Dataset rows describing interfaces:
***

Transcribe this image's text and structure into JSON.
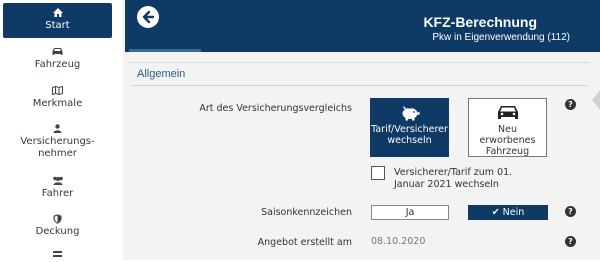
{
  "sidebar": {
    "items": [
      {
        "label": "Start",
        "icon": "home-icon",
        "active": true
      },
      {
        "label": "Fahrzeug",
        "icon": "car-icon"
      },
      {
        "label": "Merkmale",
        "icon": "map-icon"
      },
      {
        "label": "Versicherungs-",
        "label2": "nehmer",
        "icon": "user-icon"
      },
      {
        "label": "Fahrer",
        "icon": "users-icon"
      },
      {
        "label": "Deckung",
        "icon": "shield-icon"
      }
    ]
  },
  "header": {
    "title": "KFZ-Berechnung",
    "subtitle": "Pkw in Eigenverwendung (112)"
  },
  "section": {
    "title": "Allgemein",
    "comparison_label": "Art des Versicherungsvergleichs",
    "option_switch": {
      "line1": "Tarif/Versicherer",
      "line2": "wechseln"
    },
    "option_new": {
      "line1": "Neu erworbenes",
      "line2": "Fahrzeug"
    },
    "checkbox_label": "Versicherer/Tarif zum 01. Januar 2021 wechseln",
    "season_label": "Saisonkennzeichen",
    "season_yes": "Ja",
    "season_no": "✔ Nein",
    "offer_label": "Angebot erstellt am",
    "offer_date": "08.10.2020"
  },
  "colors": {
    "primary": "#0f3a66",
    "section_title": "#2a5a8a"
  }
}
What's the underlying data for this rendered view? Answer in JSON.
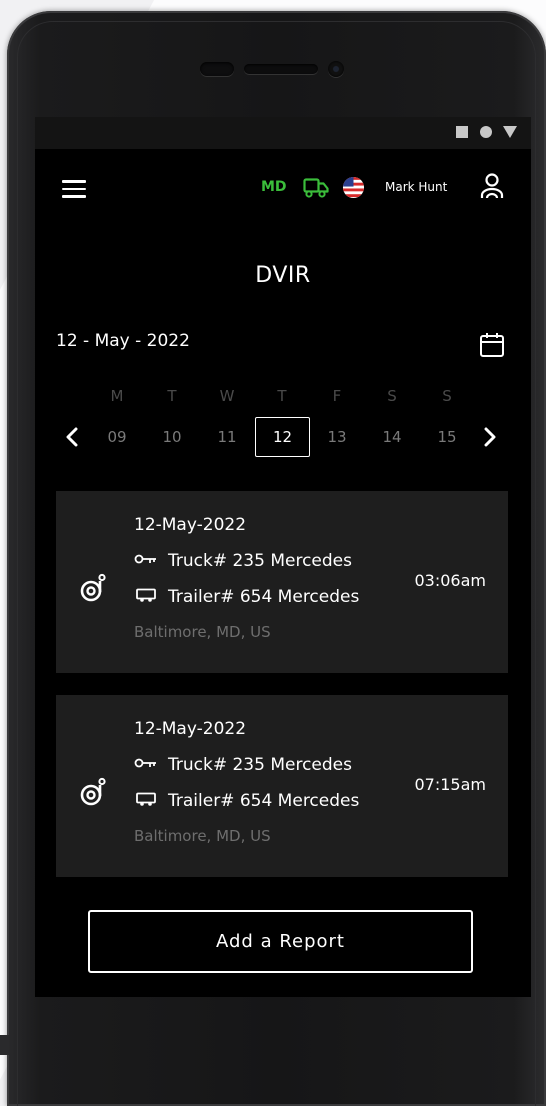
{
  "header": {
    "state_code": "MD",
    "user_name": "Mark Hunt",
    "state_color": "#3bbd3b"
  },
  "page": {
    "title": "DVIR"
  },
  "date_picker": {
    "current_date": "12 - May - 2022",
    "weekdays": [
      "M",
      "T",
      "W",
      "T",
      "F",
      "S",
      "S"
    ],
    "days": [
      "09",
      "10",
      "11",
      "12",
      "13",
      "14",
      "15"
    ],
    "selected_day": "12"
  },
  "reports": [
    {
      "date": "12-May-2022",
      "truck": "Truck# 235 Mercedes",
      "trailer": "Trailer# 654 Mercedes",
      "location": "Baltimore, MD, US",
      "time": "03:06am"
    },
    {
      "date": "12-May-2022",
      "truck": "Truck# 235 Mercedes",
      "trailer": "Trailer# 654 Mercedes",
      "location": "Baltimore, MD, US",
      "time": "07:15am"
    }
  ],
  "actions": {
    "add_report_label": "Add a Report"
  },
  "icons": {
    "menu": "hamburger-menu-icon",
    "truck": "truck-icon",
    "flag": "us-flag-icon",
    "user": "user-icon",
    "calendar": "calendar-icon",
    "report": "tire-gauge-icon"
  }
}
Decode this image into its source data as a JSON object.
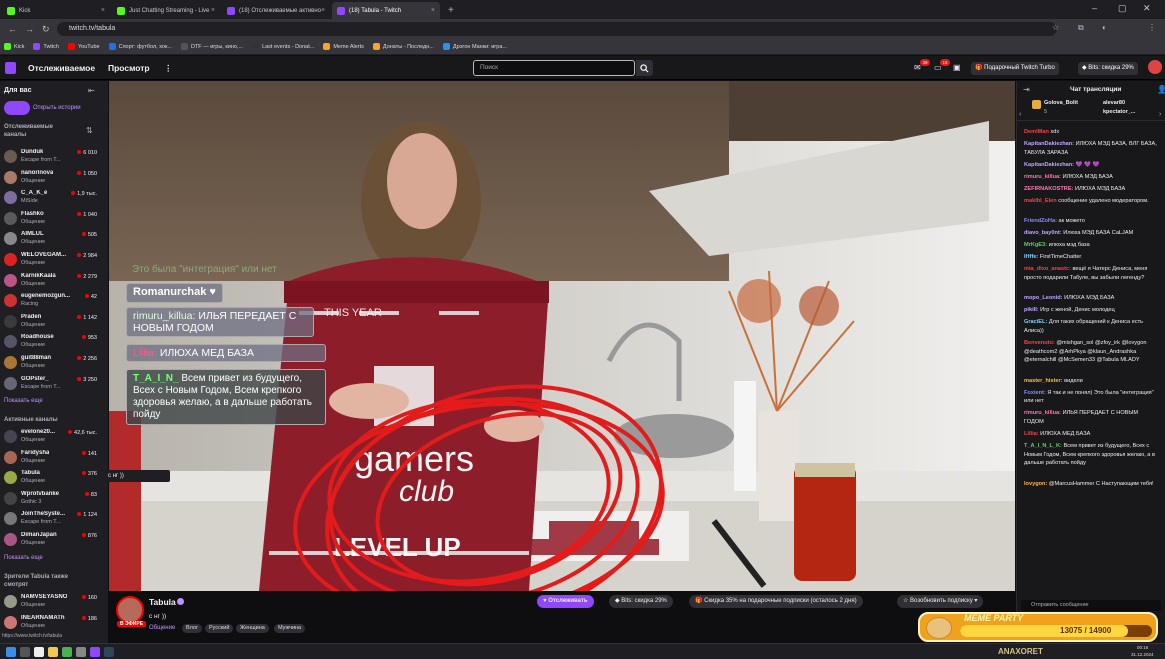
{
  "browser": {
    "tabs": [
      {
        "label": "Kick",
        "color": "#53fc18"
      },
      {
        "label": "Just Chatting Streaming - Live",
        "color": "#53fc18"
      },
      {
        "label": "(18) Отслеживаемые активно",
        "color": "#9147ff"
      },
      {
        "label": "(18) Tabula - Twitch",
        "color": "#9147ff"
      }
    ],
    "url": "twitch.tv/tabula",
    "bookmarks": [
      {
        "label": "Kick",
        "color": "#53fc18"
      },
      {
        "label": "Twitch",
        "color": "#9147ff"
      },
      {
        "label": "YouTube",
        "color": "#ff0000"
      },
      {
        "label": "Спорт: футбол, хок...",
        "color": "#1a73e8"
      },
      {
        "label": "DTF — игры, кино,...",
        "color": "#444"
      },
      {
        "label": "Last events - Donat...",
        "color": "#333"
      },
      {
        "label": "Meme Alerts",
        "color": "#f5a623"
      },
      {
        "label": "Донаты - Последн...",
        "color": "#f5a623"
      },
      {
        "label": "Дрэгон Манки: игра...",
        "color": "#2196f3"
      }
    ]
  },
  "topnav": {
    "following": "Отслеживаемое",
    "browse": "Просмотр",
    "more": "⋮",
    "search_placeholder": "Поиск",
    "notif_count": "39",
    "inbox_count": "16",
    "turbo": "Подарочный Twitch Turbo",
    "bits": "Bits: скидка 29%"
  },
  "sidebar": {
    "for_you": "Для вас",
    "stories": "Открыть истории",
    "followed_header": "Отслеживаемые каналы",
    "followed": [
      {
        "name": "Dunduk",
        "game": "Escape from T...",
        "count": "6 010",
        "color": "#6b5a4e"
      },
      {
        "name": "nanorinova",
        "game": "Общение",
        "count": "1 050",
        "color": "#a87a6a"
      },
      {
        "name": "C_A_K_e",
        "game": "MiSide",
        "count": "1,9 тыс.",
        "color": "#7c6fa0"
      },
      {
        "name": "Flashko",
        "game": "Общение",
        "count": "1 040",
        "color": "#5a5a5a"
      },
      {
        "name": "AIMLUL",
        "game": "Общение",
        "count": "505",
        "color": "#888"
      },
      {
        "name": "WELOVEGAM...",
        "game": "Общение",
        "count": "2 984",
        "color": "#d22"
      },
      {
        "name": "KarnikKaaIa",
        "game": "Общение",
        "count": "2 279",
        "color": "#b58"
      },
      {
        "name": "eugenemozgun...",
        "game": "Racing",
        "count": "42",
        "color": "#c33"
      },
      {
        "name": "Praden",
        "game": "Общение",
        "count": "1 142",
        "color": "#3a3a3a"
      },
      {
        "name": "Roadhouse",
        "game": "Общение",
        "count": "953",
        "color": "#556"
      },
      {
        "name": "guit88man",
        "game": "Общение",
        "count": "2 256",
        "color": "#a73"
      },
      {
        "name": "GOPster_",
        "game": "Escape from T...",
        "count": "3 250",
        "color": "#667"
      }
    ],
    "show_more": "Показать еще",
    "active_header": "Активные каналы",
    "active": [
      {
        "name": "evelone20...",
        "game": "Общение",
        "count": "42,6 тыс.",
        "color": "#445"
      },
      {
        "name": "Faridysha",
        "game": "Общение",
        "count": "141",
        "color": "#a65"
      },
      {
        "name": "Tabula",
        "game": "Общение",
        "count": "376",
        "color": "#9a4"
      },
      {
        "name": "Wprotvbanke",
        "game": "Gothic 3",
        "count": "83",
        "color": "#444"
      },
      {
        "name": "JoinTheSyste...",
        "game": "Escape from T...",
        "count": "1 124",
        "color": "#777"
      },
      {
        "name": "DimanJapan",
        "game": "Общение",
        "count": "876",
        "color": "#a58"
      }
    ],
    "show_more2": "Показать еще",
    "viewers_header": "Зрители Tabula также смотрят",
    "viewers": [
      {
        "name": "NAMVSEYASNO",
        "game": "Общение",
        "count": "160",
        "color": "#998"
      },
      {
        "name": "INEARNAMATh",
        "game": "Общение",
        "count": "186",
        "color": "#c77"
      }
    ],
    "status_url": "https://www.twitch.tv/tabula"
  },
  "overlay_chat": [
    {
      "user": "",
      "text": "Это была \"интеграция\" или нет"
    },
    {
      "user": "Romanurchak",
      "text": "♥"
    },
    {
      "user": "rimuru_killua:",
      "text": "ИЛЬЯ ПЕРЕДАЕТ С НОВЫМ ГОДОМ"
    },
    {
      "user": "Lillia:",
      "text": "ИЛЮХА МЕД БАЗА"
    },
    {
      "user": "T_A_I_N_",
      "text": "Всем привет из будущего, Всех с Новым Годом, Всем крепкого здоровья желаю, а в дальше работать пойду"
    }
  ],
  "video": {
    "sweater_top": "THIS YEAR",
    "sweater_brand1": "gamers",
    "sweater_brand2": "club",
    "sweater_bottom": "LEVEL UP",
    "hover_tooltip": "с нг ))"
  },
  "streamer": {
    "name": "Tabula",
    "live_label": "В ЭФИРЕ",
    "title": "с нг ))",
    "category": "Общение",
    "tags": [
      "Влог",
      "Русский",
      "Женщина",
      "Мужчина"
    ],
    "follow_btn": "Отслеживать",
    "bits_btn": "Bits: скидка 29%",
    "gift_btn": "Скидка 35% на подарочные подписки (осталось 2 дня)",
    "resub_btn": "Возобновить подписку"
  },
  "chat": {
    "header": "Чат трансляции",
    "leaders": [
      {
        "name": "Golova_Bolit",
        "n": "5"
      },
      {
        "name": "alevar80",
        "n": "2"
      },
      {
        "name": "kpectator_...",
        "n": ""
      }
    ],
    "messages": [
      {
        "user": "DemiMan",
        "color": "#ff4040",
        "text": "xdx"
      },
      {
        "user": "KapitanDakiezhan:",
        "color": "#c1a6ff",
        "text": "ИЛЮХА МЭД БАЗА, ВЛГ БАЗА, ТАБУЛА ЗАРАЗА"
      },
      {
        "user": "KapitanDakiezhan:",
        "color": "#c1a6ff",
        "text": "💜 💜 💜"
      },
      {
        "user": "rimuru_killua:",
        "color": "#ff7ab4",
        "text": "ИЛЮХА МЭД БАЗА"
      },
      {
        "user": "ZEFIRNAKOSTRE:",
        "color": "#ff7ab4",
        "text": "ИЛЮХА МЭД БАЗА"
      },
      {
        "user": "maklbl_Elen",
        "color": "#ff4040",
        "text": "сообщение удалено модератором."
      },
      {
        "user": "FriendZoHa:",
        "color": "#8a8aff",
        "text": "ак можето"
      },
      {
        "user": "diavo_bay0nt:",
        "color": "#c1a6ff",
        "text": "Илюха МЭД БАЗА СаLJAM"
      },
      {
        "user": "MrKgE3:",
        "color": "#5fd35f",
        "text": "илюха мэд база"
      },
      {
        "user": "lHffe:",
        "color": "#7fd1ff",
        "text": "FirstTimeChatter"
      },
      {
        "user": "mia_dixo_anastc:",
        "color": "#ff4040",
        "text": "вещё я Чатерс Дениса, меня просто подарили Табуле, вы забыли легенду?"
      },
      {
        "user": "mopo_Leonid:",
        "color": "#c1a6ff",
        "text": "ИЛЮХА МЭД БАЗА"
      },
      {
        "user": "pikiII:",
        "color": "#c1a6ff",
        "text": "Игр с женой, Денис молодец"
      },
      {
        "user": "GraciEL:",
        "color": "#7fd1ff",
        "text": "Для таких обращений к Дениса есть Алиса))"
      },
      {
        "user": "Benvenuto:",
        "color": "#ff4040",
        "text": "@mishgan_sol @zfoy_irk @lovygon @deathcom2 @ArhPkya @klaun_Andrashka @eternalchill @McSemen33 @Tabula MLADY"
      },
      {
        "user": "master_hister:",
        "color": "#ffb84d",
        "text": "видели"
      },
      {
        "user": "Foxient:",
        "color": "#8a8aff",
        "text": "Я так и не понял) Это была \"интеграция\" или нет"
      },
      {
        "user": "rimuru_killua:",
        "color": "#ff7ab4",
        "text": "ИЛЬЯ ПЕРЕДАЕТ С НОВЫМ ГОДОМ"
      },
      {
        "user": "Lillia:",
        "color": "#ff4040",
        "text": "ИЛЮХА МЕД БАЗА"
      },
      {
        "user": "T_A_I_N_L_K:",
        "color": "#5fd35f",
        "text": "Всем привет из будущего, Всех с Новым Годом, Всем крепкого здоровья желаю, а в дальше работать пойду"
      },
      {
        "user": "lovygon:",
        "color": "#ffb84d",
        "text": "@MarcusHammer С Наступающим тебя!"
      }
    ],
    "input_placeholder": "Отправить сообщение"
  },
  "meme_party": {
    "title": "MEME PARTY",
    "progress_text": "13075 / 14900",
    "progress": 0.877
  },
  "taskbar": {
    "right_text": "ANAXORET",
    "time": "00:16",
    "date": "31.12.2024"
  }
}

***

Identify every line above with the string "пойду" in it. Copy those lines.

= Final answer =
      "text": "Всем привет из будущего, Всех с Новым Годом, Всем крепкого здоровья желаю, а в дальше работать пойду"
        "text": "Всем привет из будущего, Всех с Новым Годом, Всем крепкого здоровья желаю, а в дальше работать пойду"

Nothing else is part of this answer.